Food for Thought: Weekly Wrap-Up

Thomas Jüngling in Die Welt introduces auxetic materials which have the unique property of becoming broader when stretched and more tight when crushed. The effect is not depending on the material used, but on the inner structure, so that auxetic materials can be designed from metals as well as plastics. Applications span from improved bulletproof vests to seals to better sofa cushions. In medicine, auxetic materials may be used as dressing, filters, e. g. for artificial lungs, or for the delivery of drugs from plasters.

Jürgen Rees in Wirtschaftswoche introduces a technology developed by car manufacturer Volkswagen which lets an electrically powered delivery van drive autonomously and by acclamation of its driver from outside. The car is designed for courier services.

The Economist this week takes a look at personal manufacturing as the potential “next big thing”. Could be, at least in areas of the world where industrial infrastructure is poor and capital rare, the paper says. Prices for 3D printers came down from more than $100,000 to $2,500; kits may amount to $500, thanks to start-ups in the field. Add costs for the thermoplastics ($1 a pound), free software and even freely available blueprints, and personal manufacturing seems to be at the same stage as the personal computer world was when Apple introduced the Apple II.

Jörg Albrecht and Volker Stollorz in Frankfurter Allgemeine Sonntagszeitung (FAS) report on a simple method to combine the deadly, but barely contagious bird flu virus with the highly infectious, but rarely lethal swine flu variant to a deadly and highly contagious novel flu virus. The new virus with an alleged mortality rate of 70% has been designed in the Netherlands and was reported by Science. Albrecht and Stollorz mention various other combination experiments to create deadly and highly contagious viruses, raising the question of whether the data should be published or not.

Valentin Frimmer in Frankfurter Allgemeine Zeitung (FAZ) reveals the mechanism of endoreduplication common in plants to multiply chromosomes without subsequent cell division. Endoreduplication allows for faster synthesis of enzymes and cell components and is economically and commercially very important as it contributes to about half of the global biomass growth.

In Neue Zürcher Zeitung (NZZ) Nicola von Lutterotti summarizes the biological and medical importance of nitric oxide, an important signaling molecule of the body. She explains successes and failures in developing nitric oxide-based drugs for the treatment of pain, high cholesterol levels, hypertension, and others.

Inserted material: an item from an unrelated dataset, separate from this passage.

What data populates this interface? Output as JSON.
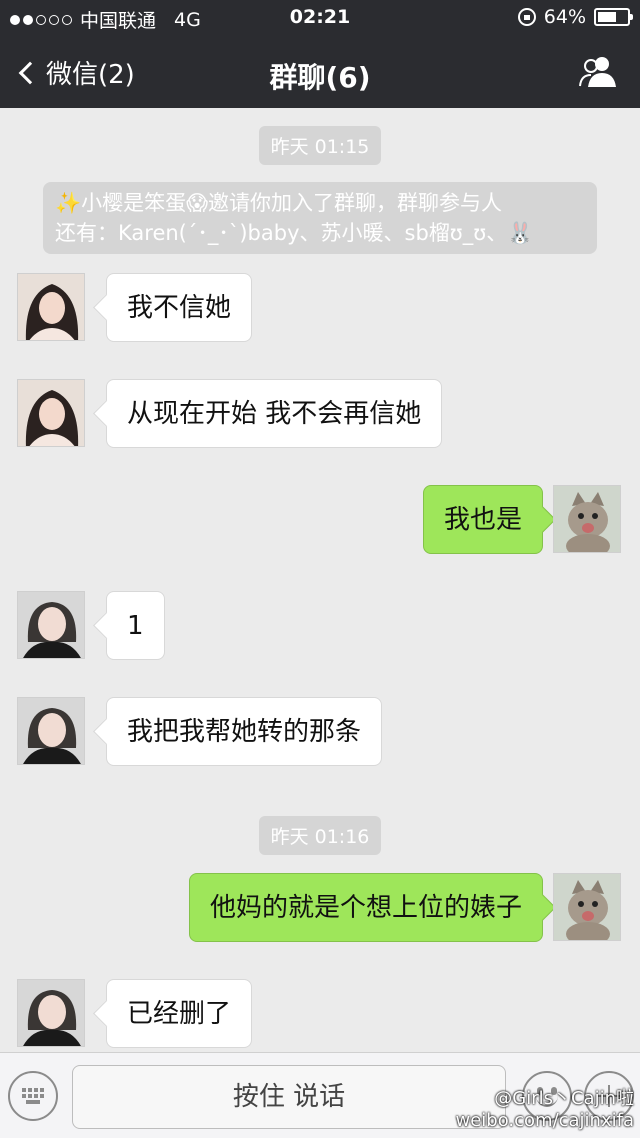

Ärzte Zeitung reports latests insights into the EHEC epidemic which in Germany this summer caused 3,842 infections, including 855 cases of hemolytic-uraemic syndrome and 53 deaths. Ultimately the bacteria were discovered in a 15 metric ton charge of fenugreek seeds imported from Egypt; however, it was unclear why only the 75 kg of this lot delivered to an organic farm in Northern Germany and a few kilograms bought by a French farm led to outbreaks of the disease. Ärzte Zeitung writes that Martin Exner, director of the Institute for Hygiene at the University Clinic Bonn, Germany, believes that the bacteria were in a viable but non-culturable (VBNC) state in the charge.  Already it has been shown that the EHEC strain causing the outbreak can adopt the VBNC state. It is also known that under certain circumstances infectious bacteria in VBNC state can be activated, e.g. by transit of the intestine. At least at one of the farms, workers regularly ate sprouts cultivated on the site and five of the workers were identified as eliminators. Exner speculates that a well used on the farm as a water source might have spread the bacteria as the toilets are located at the well house. As a result, Exner calls for improving hygiene standards in sprout-cultivating factories similar to clinics.